**What to produce:**
Keep images out and repeat all data exactly.

BEGIN Supplied records

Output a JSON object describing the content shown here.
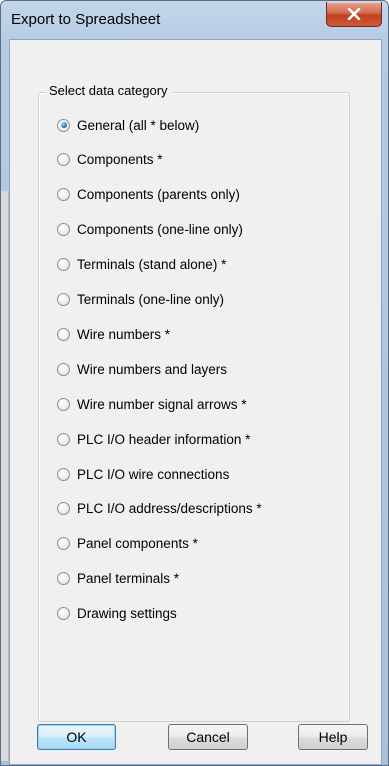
{
  "window": {
    "title": "Export to Spreadsheet"
  },
  "group": {
    "label": "Select data category",
    "selected_index": 0,
    "options": [
      "General (all * below)",
      "Components *",
      "Components (parents only)",
      "Components (one-line only)",
      "Terminals (stand alone) *",
      "Terminals (one-line only)",
      "Wire numbers *",
      "Wire numbers and layers",
      "Wire number signal arrows *",
      "PLC I/O header information *",
      "PLC I/O wire connections",
      "PLC I/O address/descriptions *",
      "Panel components *",
      "Panel terminals *",
      "Drawing settings"
    ]
  },
  "buttons": {
    "ok": "OK",
    "cancel": "Cancel",
    "help": "Help"
  }
}
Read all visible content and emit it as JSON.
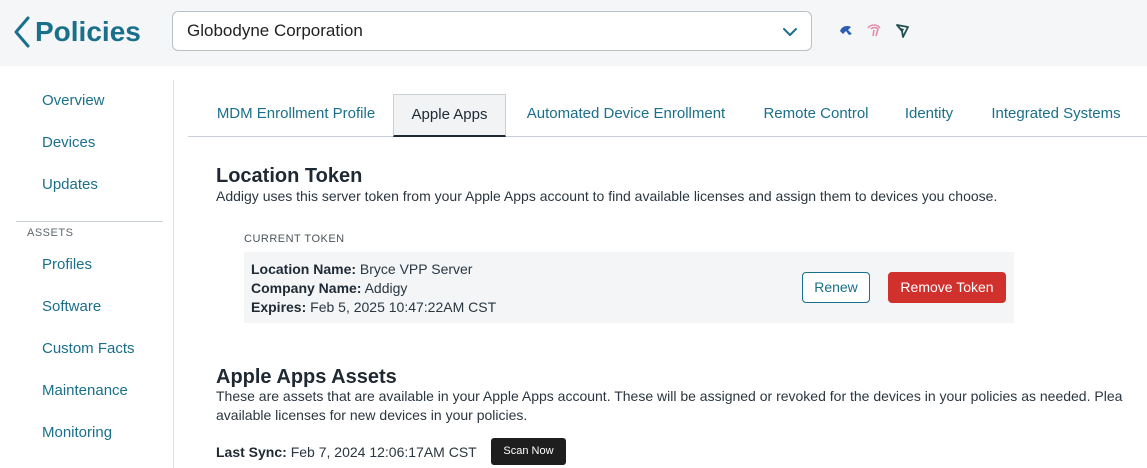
{
  "header": {
    "back_title": "Policies",
    "org_selected": "Globodyne Corporation",
    "icons": [
      "cursor-icon",
      "fingerprint-icon",
      "location-icon"
    ]
  },
  "sidebar": {
    "items_top": [
      "Overview",
      "Devices",
      "Updates"
    ],
    "section_label": "ASSETS",
    "items_assets": [
      "Profiles",
      "Software",
      "Custom Facts",
      "Maintenance",
      "Monitoring"
    ]
  },
  "tabs": [
    "MDM Enrollment Profile",
    "Apple Apps",
    "Automated Device Enrollment",
    "Remote Control",
    "Identity",
    "Integrated Systems"
  ],
  "active_tab": "Apple Apps",
  "location_token": {
    "title": "Location Token",
    "description": "Addigy uses this server token from your Apple Apps account to find available licenses and assign them to devices you choose.",
    "current_label": "CURRENT TOKEN",
    "location_name_label": "Location Name:",
    "location_name": "Bryce VPP Server",
    "company_name_label": "Company Name:",
    "company_name": "Addigy",
    "expires_label": "Expires:",
    "expires": "Feb 5, 2025 10:47:22AM CST",
    "renew_label": "Renew",
    "remove_label": "Remove Token"
  },
  "assets": {
    "title": "Apple Apps Assets",
    "description_line1": "These are assets that are available in your Apple Apps account. These will be assigned or revoked for the devices in your policies as needed. Plea",
    "description_line2": "available licenses for new devices in your policies.",
    "last_sync_label": "Last Sync:",
    "last_sync": "Feb 7, 2024 12:06:17AM CST",
    "scan_label": "Scan Now"
  },
  "colors": {
    "accent": "#1a6f8a",
    "danger": "#d0312d",
    "dark_button": "#1e1e1e"
  }
}
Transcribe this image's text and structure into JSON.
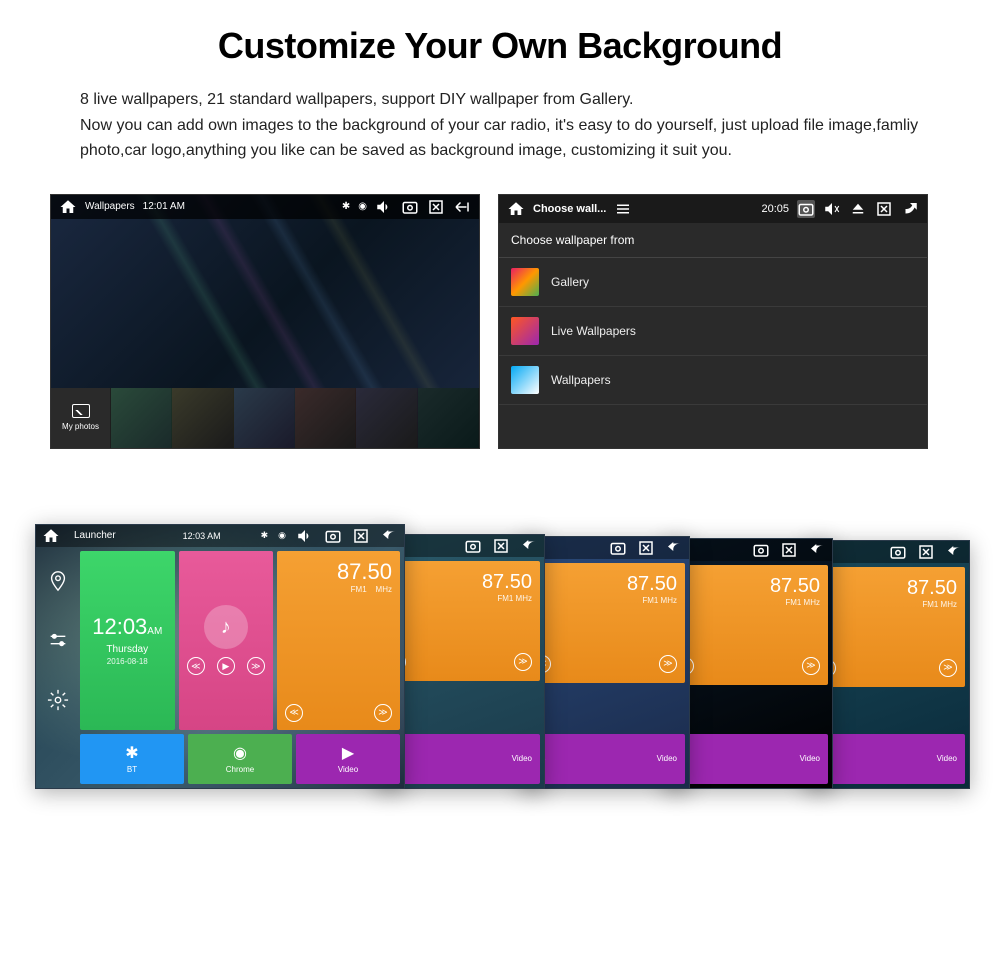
{
  "header": {
    "title": "Customize Your Own Background",
    "description": "8 live wallpapers, 21 standard wallpapers, support DIY wallpaper from Gallery.\nNow you can add own images to the background of your car radio, it's easy to do yourself, just upload file image,famliy photo,car logo,anything you like can be saved as background image, customizing it suit you."
  },
  "wallpaper_screen": {
    "title": "Wallpapers",
    "time": "12:01 AM",
    "photos_label": "My photos"
  },
  "chooser_screen": {
    "title": "Choose wall...",
    "time": "20:05",
    "header": "Choose wallpaper from",
    "options": [
      {
        "label": "Gallery",
        "icon": "gallery"
      },
      {
        "label": "Live Wallpapers",
        "icon": "live"
      },
      {
        "label": "Wallpapers",
        "icon": "wallpapers"
      }
    ]
  },
  "launcher": {
    "topbar_title": "Launcher",
    "topbar_time": "12:03 AM",
    "clock": {
      "time": "12:03",
      "am": "AM",
      "day": "Thursday",
      "date": "2016-08-18"
    },
    "radio": {
      "freq": "87.50",
      "band": "FM1",
      "unit": "MHz"
    },
    "apps": {
      "bt": "BT",
      "chrome": "Chrome",
      "video": "Video"
    }
  }
}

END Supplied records

**Solution:**
Output a JSON object describing the content shown here.
{
  "window": {
    "title": "Export to Spreadsheet"
  },
  "group": {
    "label": "Select data category",
    "selected_index": 0,
    "options": [
      "General (all * below)",
      "Components *",
      "Components (parents only)",
      "Components (one-line only)",
      "Terminals (stand alone) *",
      "Terminals (one-line only)",
      "Wire numbers *",
      "Wire numbers and layers",
      "Wire number signal arrows *",
      "PLC I/O header information *",
      "PLC I/O wire connections",
      "PLC I/O address/descriptions *",
      "Panel components *",
      "Panel terminals *",
      "Drawing settings"
    ]
  },
  "buttons": {
    "ok": "OK",
    "cancel": "Cancel",
    "help": "Help"
  }
}
Read all visible content and emit it as JSON.
{
  "header": {
    "back_title": "Policies",
    "org_selected": "Globodyne Corporation",
    "icons": [
      "cursor-icon",
      "fingerprint-icon",
      "location-icon"
    ]
  },
  "sidebar": {
    "items_top": [
      "Overview",
      "Devices",
      "Updates"
    ],
    "section_label": "ASSETS",
    "items_assets": [
      "Profiles",
      "Software",
      "Custom Facts",
      "Maintenance",
      "Monitoring"
    ]
  },
  "tabs": [
    "MDM Enrollment Profile",
    "Apple Apps",
    "Automated Device Enrollment",
    "Remote Control",
    "Identity",
    "Integrated Systems"
  ],
  "active_tab": "Apple Apps",
  "location_token": {
    "title": "Location Token",
    "description": "Addigy uses this server token from your Apple Apps account to find available licenses and assign them to devices you choose.",
    "current_label": "CURRENT TOKEN",
    "location_name_label": "Location Name:",
    "location_name": "Bryce VPP Server",
    "company_name_label": "Company Name:",
    "company_name": "Addigy",
    "expires_label": "Expires:",
    "expires": "Feb 5, 2025 10:47:22AM CST",
    "renew_label": "Renew",
    "remove_label": "Remove Token"
  },
  "assets": {
    "title": "Apple Apps Assets",
    "description_line1": "These are assets that are available in your Apple Apps account. These will be assigned or revoked for the devices in your policies as needed. Plea",
    "description_line2": "available licenses for new devices in your policies.",
    "last_sync_label": "Last Sync:",
    "last_sync": "Feb 7, 2024 12:06:17AM CST",
    "scan_label": "Scan Now"
  },
  "colors": {
    "accent": "#1a6f8a",
    "danger": "#d0312d",
    "dark_button": "#1e1e1e"
  }
}
Transcribe this image's text and structure into JSON.
{
  "header": {
    "title": "Customize Your Own Background",
    "description": "8 live wallpapers, 21 standard wallpapers, support DIY wallpaper from Gallery.\nNow you can add own images to the background of your car radio, it's easy to do yourself, just upload file image,famliy photo,car logo,anything you like can be saved as background image, customizing it suit you."
  },
  "wallpaper_screen": {
    "title": "Wallpapers",
    "time": "12:01 AM",
    "photos_label": "My photos"
  },
  "chooser_screen": {
    "title": "Choose wall...",
    "time": "20:05",
    "header": "Choose wallpaper from",
    "options": [
      {
        "label": "Gallery",
        "icon": "gallery"
      },
      {
        "label": "Live Wallpapers",
        "icon": "live"
      },
      {
        "label": "Wallpapers",
        "icon": "wallpapers"
      }
    ]
  },
  "launcher": {
    "topbar_title": "Launcher",
    "topbar_time": "12:03 AM",
    "clock": {
      "time": "12:03",
      "am": "AM",
      "day": "Thursday",
      "date": "2016-08-18"
    },
    "radio": {
      "freq": "87.50",
      "band": "FM1",
      "unit": "MHz"
    },
    "apps": {
      "bt": "BT",
      "chrome": "Chrome",
      "video": "Video"
    }
  }
}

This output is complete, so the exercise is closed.